Ron Francis was hired to be the general manager of the Seattle Kraken on July 18th, 2019. The role, building a professional sports franchise from literally nothing, is unlike any other position in sport. He doesn’t get to blame the last guy. Nor does he have cupboards full of high picks or promising prospects, though they may come. All Francis has is a clean slate, the freedom to fill each supporting role, and the hopes of a city on his back. But while the Kraken’s story is just beginning, their GM’s stretches back four decades.
In his new role with the Kraken, Francis needs to produce a Cup contender for the city of Seattle. When he was selected fourth overall by the Hartford Whalers in 1981, he instantly became one of the team’s main producers and leaders. Named captain at only 22, he was one of the youngest in NHL history at the time. Francis produced at above a point-per-game pace throughout most of his NHL career, whether playing with highly-skilled, championship-calibre rosters, or with rebuilding or expansion teams; he put up points, regardless of his circumstances.
Francis Was Always Great, But Not Always Appreciated
He’s known troubles, stripped of his captaincy after a dispute with the coach, (from ‘Whalers Coach Removes Francis as Team Captain,’ Buffalo News, 12/08/1990), and he’s known successes, capturing two Stanley Cups with the Pittsburgh Penguins, and five separate individual awards over his career. His No. 10 was retired by the Carolina Hurricanes (and by extension the Whalers) and he’s deserving of similar treatment in Pittsburgh. He ranks second in NHL history in assists, behind only the great Wayne Gretzky, and fourth in games played.
Finding success playing alongside superstars like Mario Lemieux or Jaromír Jágr is not as easy as it might seem. You need to recognize how the stars play with the puck so that while the attention is on them, you can move into the right spot to receive a pass, or put it where they’re going to be. Francis understood this, and the game of hockey as a whole, in a way most other general managers can only hope to emulate. You can see it in the pieces he put in place in Carolina to build one of the league’s up-and-coming teams.
Francis Did Well in Carolina

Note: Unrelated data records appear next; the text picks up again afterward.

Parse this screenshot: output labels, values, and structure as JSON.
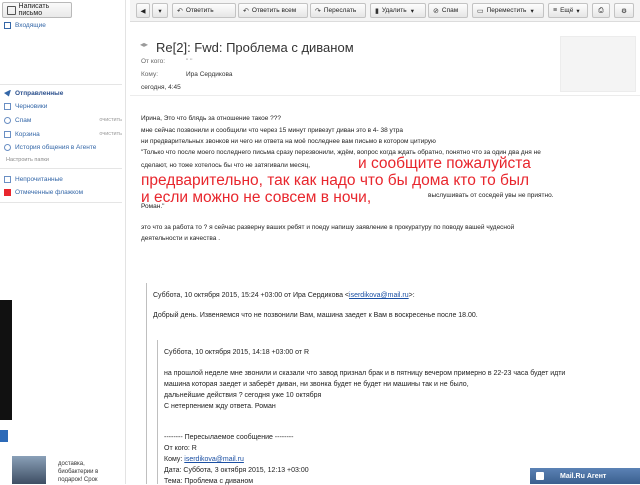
{
  "sidebar": {
    "compose_label": "Написать письмо",
    "inbox_label": "Входящие",
    "folders": [
      {
        "label": "Отправленные",
        "action": ""
      },
      {
        "label": "Черновики",
        "action": ""
      },
      {
        "label": "Спам",
        "action": "очистить"
      },
      {
        "label": "Корзина",
        "action": "очистить"
      },
      {
        "label": "История общения в Агенте",
        "action": ""
      }
    ],
    "settings_link": "Настроить папки",
    "filters": [
      {
        "label": "Непрочитанные"
      },
      {
        "label": "Отмеченные флажком"
      }
    ],
    "promo_text": "доставка, биобактерии в подарок! Срок"
  },
  "toolbar": {
    "reply": "Ответить",
    "reply_all": "Ответить всем",
    "forward": "Переслать",
    "delete": "Удалить",
    "spam": "Спам",
    "move": "Переместить",
    "more": "Ещё"
  },
  "message": {
    "subject": "Re[2]: Fwd: Проблема с диваном",
    "from_label": "От кого:",
    "from_value": "\"                         \"                 ",
    "to_label": "Кому:",
    "to_value": "Ира Сердикова",
    "date_value": "сегодня, 4:45",
    "body_lines": [
      "Ирина, Это что блядь за отношение такое ???",
      "мне сейчас позвонили и сообщили что через 15 минут привезут диван это в 4- 38 утра",
      "ни предварительных звонков ни чего ни ответа на моё последнее вам  письмо в котором цитирую",
      "\"Только что после моего последнего письма сразу перезвонили, ждём, вопрос когда ждать обратно, понятно что за один два дня не",
      "сделают, но тоже хотелось бы что не затягивали месяц,",
      "выслушивать от соседей увы не приятно.",
      "Роман.\"",
      "это что за работа то ? я сейчас разверну ваших ребят и поеду напишу заявление в прокуратуру  по поводу вашей чудесной",
      " деятельности и качества ."
    ],
    "red_lines": [
      "и сообщите пожалуйста",
      "предварительно, так как надо что бы  дома кто то был",
      "и если можно не совсем в ночи,"
    ],
    "quote1_header_pre": "Суббота, 10 октября 2015, 15:24 +03:00 от Ира Сердикова <",
    "quote1_email": "iserdikova@mail.ru",
    "quote1_header_post": ">:",
    "quote1_body": "Добрый день. Извеняемся что не позвонили Вам, машина заедет к Вам в воскресенье после 18.00.",
    "quote2_header": "Суббота, 10 октября 2015, 14:18 +03:00 от R",
    "quote2_lines": [
      "на прошлой неделе мне звонили и сказали что завод признал брак и в пятницу вечером примерно в 22-23 часа будет идти",
      "машина которая заедет и заберёт диван, ни звонка будет не будет ни машины  так и не было,",
      "дальнейшие действия ?  сегодня уже 10 октября",
      "С нетерпением жду ответа. Роман"
    ],
    "fwd_title": "-------- Пересылаемое сообщение --------",
    "fwd_from": "От кого: R",
    "fwd_to_pre": "Кому: ",
    "fwd_to_email": "iserdikova@mail.ru",
    "fwd_date": "Дата: Суббота, 3 октября 2015, 12:13 +03:00",
    "fwd_subject": "Тема: Проблема с диваном"
  },
  "agent_label": "Mail.Ru Агент",
  "colors": {
    "accent": "#3467a8",
    "red_text": "#e8262d",
    "link": "#1a4fa3"
  }
}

Francis selected Sebastian Aho in Round 2 at the 2015 Draft when 29 other GMs passed on him. Haydn Fleury (2014), Noah Hanafin (2015) and Jake Bean (2016) are other recognizable names from his years at the Hurricanes’ draft table. His final Round 1 selection for the Hurricanes, Martin Necas (2017), is also showing promise. As is so often the case, current GM Don Waddell might receive the accolades if the Hurricanes go the distance in the next season or two, but Francis’ fingerprints are all over the core of their roster.
Francis also traded for Teuvo Teravainen at the 2017 Entry Draft, a move that now looks brilliant. He made few other significant trades, preferring a slow build which likely suits an expansion franchise better.

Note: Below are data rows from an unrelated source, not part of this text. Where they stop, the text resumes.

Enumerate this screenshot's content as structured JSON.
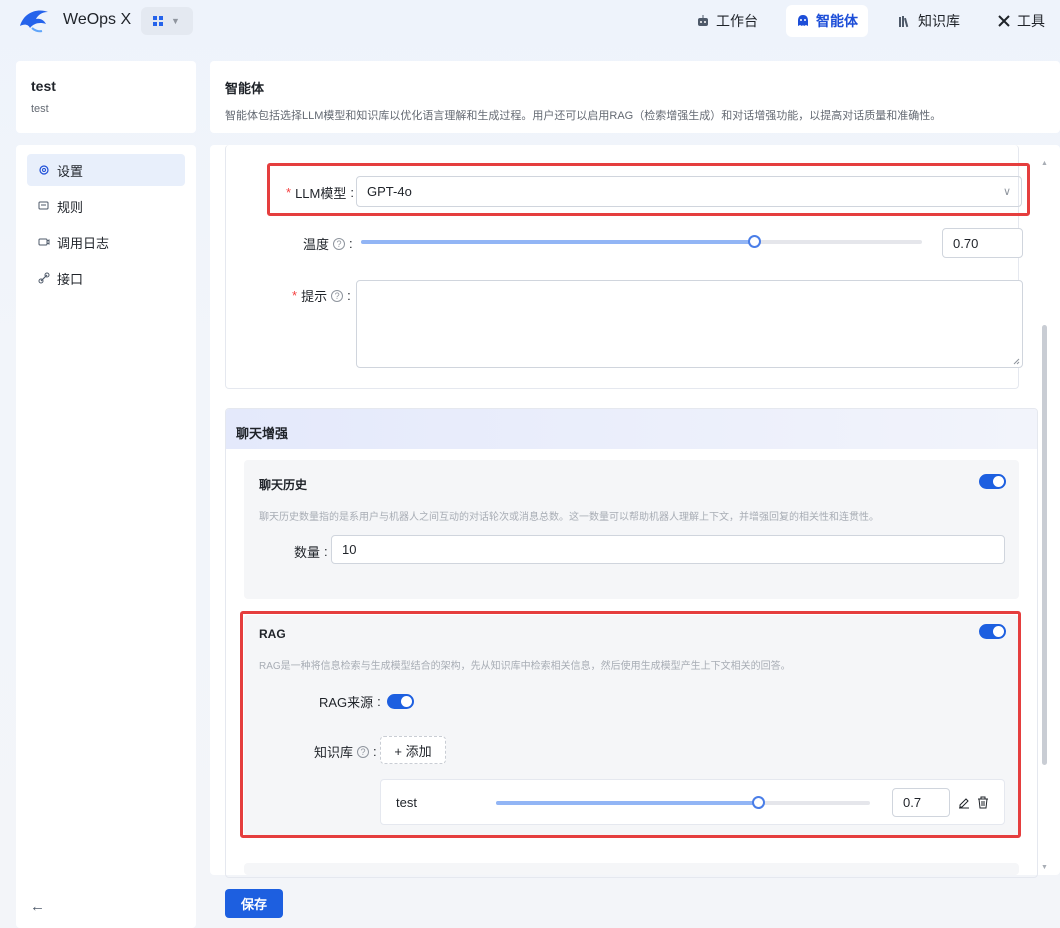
{
  "header": {
    "app_title": "WeOps X",
    "nav": [
      {
        "label": "工作台",
        "icon": "robot-icon"
      },
      {
        "label": "智能体",
        "icon": "bot-icon"
      },
      {
        "label": "知识库",
        "icon": "books-icon"
      },
      {
        "label": "工具",
        "icon": "tools-icon"
      }
    ]
  },
  "agent": {
    "name": "test",
    "description": "test"
  },
  "sidebar": {
    "items": [
      {
        "label": "设置",
        "icon": "gear-icon"
      },
      {
        "label": "规则",
        "icon": "rule-icon"
      },
      {
        "label": "调用日志",
        "icon": "log-icon"
      },
      {
        "label": "接口",
        "icon": "link-icon"
      }
    ],
    "back_icon": "←"
  },
  "page": {
    "title": "智能体",
    "description": "智能体包括选择LLM模型和知识库以优化语言理解和生成过程。用户还可以启用RAG（检索增强生成）和对话增强功能，以提高对话质量和准确性。"
  },
  "form": {
    "llm_label": "LLM模型",
    "llm_value": "GPT-4o",
    "temperature_label": "温度",
    "temperature_value": "0.70",
    "temperature_fraction": 0.7,
    "prompt_label": "提示",
    "prompt_value": ""
  },
  "chat_enhance": {
    "title": "聊天增强",
    "history": {
      "title": "聊天历史",
      "desc": "聊天历史数量指的是系用户与机器人之间互动的对话轮次或消息总数。这一数量可以帮助机器人理解上下文，并增强回复的相关性和连贯性。",
      "count_label": "数量",
      "count_value": "10",
      "enabled": true
    },
    "rag": {
      "title": "RAG",
      "desc": "RAG是一种将信息检索与生成模型结合的架构，先从知识库中检索相关信息，然后使用生成模型产生上下文相关的回答。",
      "source_label": "RAG来源",
      "kb_label": "知识库",
      "add_label": "+ 添加",
      "enabled": true,
      "source_enabled": true,
      "kb_items": [
        {
          "name": "test",
          "score": "0.7",
          "fraction": 0.7
        }
      ]
    }
  },
  "actions": {
    "save_label": "保存"
  },
  "colors": {
    "accent": "#1d5fe0",
    "highlight_box": "#e53e3e",
    "required": "#f53f3f"
  }
}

Barring the unlikely repetition of the Vegas Golden Knights’ inaugural season’s success, there will be little pressure on Francis to sacrifice the future for the present with the Kraken. Fans will be content, for the first season or two, with having a franchise to cheer for. It will be Francis’ job to use that grace period to his advantage.
Between the Expansion Draft and the NHL Entry Draft, player selection will be the most important part of his job as GM. Round 1 is easy, especially for a GM of a new team, simply picking the player he views as the best available. Beyond that, Francis’ eye for talent, along with the input from his scouting staff, all of whom he hired, should hopefully garner them a steal or two in the later rounds.
It Will Be a Tale of Two Drafts
The key for the Expansion Draft is selecting players whose apparent warts can be removed, by either time, training or increased opportunity, so that their underlying talents can blossom, and Francis seems to possess it. He saw something in Teravainen that the Blackhawks missed, though they’re a team that has come out on the winning side of most trades. That insight is the edge that a Hall of Famer like Francis will bring to the Kraken as he navigates the vitally important events coming up in the next calendar year.
Following the Expansion Draft, he’ll need to build depth through the Entry Draft. Aho, mentioned above, is the perfect example of Francis at work. Having obvious offensive talent, the young forward was undersized compared to other Finnish prospects of that time, but Francis spent the 33rd overall pick on him anyway and ended up having no regrets. Hopefully, Francis and his team will identify prospects with that potential and pair them with a coach that can mold them into NHL players.
The opportunity should exist to gain extra draft picks through clever negotiation during the first draft to be used in the second. Last, he’ll have to convince the ideal free agents that the Kraken are the right destination. Maximizing the return on those picks and signings could mean the difference between a couple of seasons of build-up or a decade of darkness. So far, the Seattle franchise hasn’t made many missteps. Let’s hope they can continue that trend.